Bastardstown, located in ‘sunny’ southeast Ireland, County Wexford (N 52° 11’ 15’’ W 6° 32 36”) is small town, or village, or rather townland. Although it actually exists, it’s also a fictive notion, a concept that figures in the work of Orla Barry, here as well as in previous work (Stoney Scrabble at Bastardstown, 2000-2006 and Foundlings, 2000). As before, Barry uses her own writings as a source, in a work that reflects a relationship—a dialogue or clash--between word and image. Her works aim to express the way we humans are, as language. This video’s paradox starts with its title: we see a so-called blogger describing a day in his life, a day in which he retreats from city to countryside. The work might be a kind of ‘retro’ black-and-white ‘videoblog’. We hear a low, speedy, male voice declaiming his interior voice, while we see a close-up of the man’s face.

He is a middle-aged, greying, with a sturdy face and looks straight into the spectator’s eyes. His busy mouth seems to spit out the words in machine gun mode. Once, he slips: Barry keeps this mistake purposely as the man starts over again, underscoring the fact that we’re witnessing a rehearsed text read by someone who is not addressing anyone in particular. Rather, it concerns a futile effort to address the world from the middle of nowhere. Somewhat different from earlier works, in which clear narrative structure is often forgone in favour of a poetic structure in which texts and images are built like verses of a poem, here we have a story that starts in ‘the city’ in the morning and ends somewhere in the middle of the night at the seaside, in Bastardstown.

In the morning, our man wakes up to brush his teeth. At this point “all the fumbling” begins. Already, the city mayhem and noise seems to be everywhere. Symbolically, it is with the sound of his electric toothbrush that “it all starts for real”. This ‘real’ is the reality of city life, the noise that permeates everything. While The Blogger’s mobile phone rings at 8:20, neighbours are already slaughtering a lamb in their garden.
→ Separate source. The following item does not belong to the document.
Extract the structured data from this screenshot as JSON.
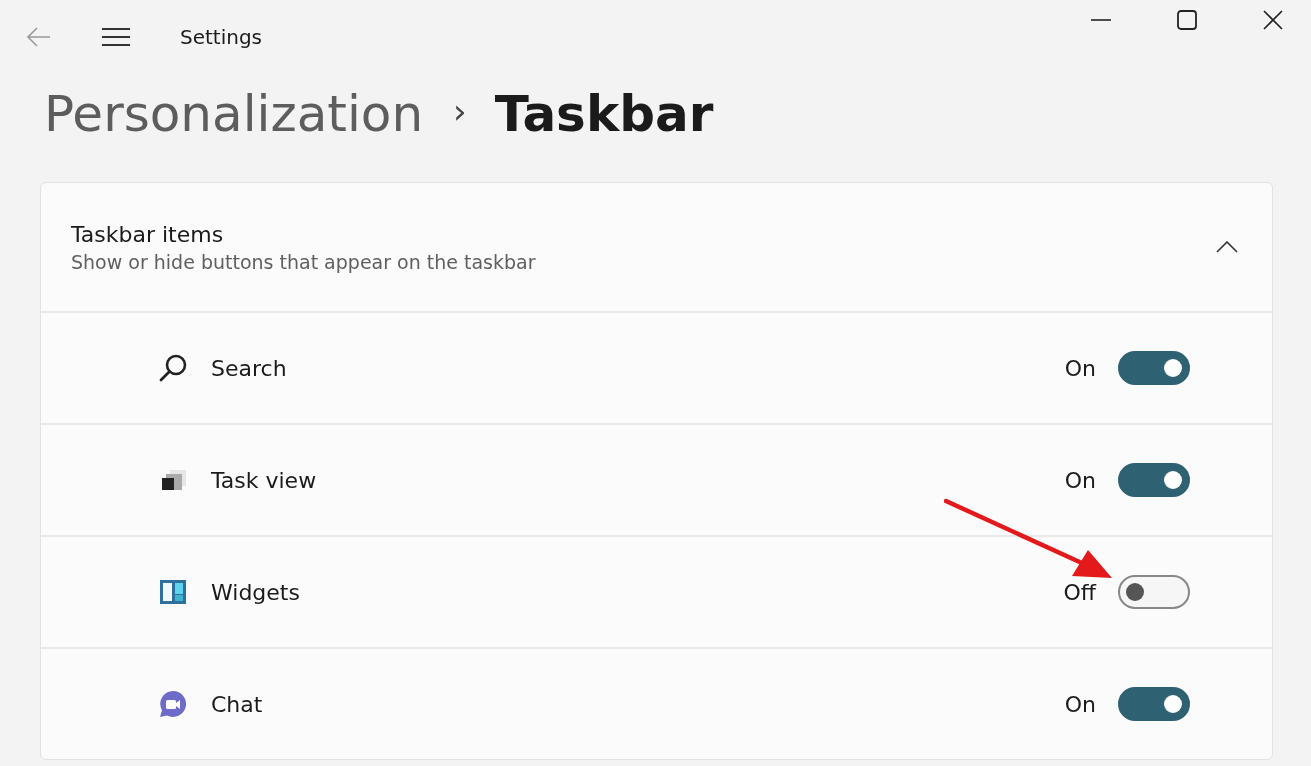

For the rest of us urbanites, the day will not bring fresh lamb but processed “urban fare; hot dogs, fried chicken, French fries, fried shrimp, frankfurters, hamburgers, tofu, hot corn, Italian sausage, seafood, shish kebab, cold beer, warm beer, soft drinks, hard alcohol, soya milk […] pot noodles, smoked chicken, smoked mackerel, smoked duck, charcoal broiled shish kebab.”

Other lists of things the city is made up of are spat out: the city is mechanical, superficial, mass-communicational, mass-mediatic. How can a small thought survive in such a place? In between these litanies, the progression of the day is shown in numbers, the only point of reference we have to something resembling a ‘blog’. 10:59 AM, 12:37 PM, 3:37 PM. The Blogger alternates between irony, discursive violence and despair: although the video’s black humour is strategic and substantive, the question permeating the film is serious and vital: is there an alternative to “the networked nirvana that we like to call city?”

Our blogger tries to find solace in Bastardstown, which consists of only ten or so summerhouses. Still, far away from the maddening crowd, he doesn’t seem to notice the irony of his situation as he rambles on about the evils of city life, predicting the apocalyptic future of both town and Bastardstown. Since it is of course exactly by using modern, urban, high-tech fiber technology that he can dully broadcast his blog (in which a man can be seen frantically rehearsing something like a television broadcast) that the paradox gains in intensity. (Do they only have black-and-white web cams in Bastardstown?)

Our mono-logic middle-aged male doesn’t seem to bother: recklessly, triumphantly, desperately, he utters a war cry: “The country versus the city. The monologue blogger has a head!” The Bastardstown Blogger is back in the place he was born. After all, “it’s like the dolphins, they prefer to strand themselves and die on land rather than drowning”.

(Steve Tallon)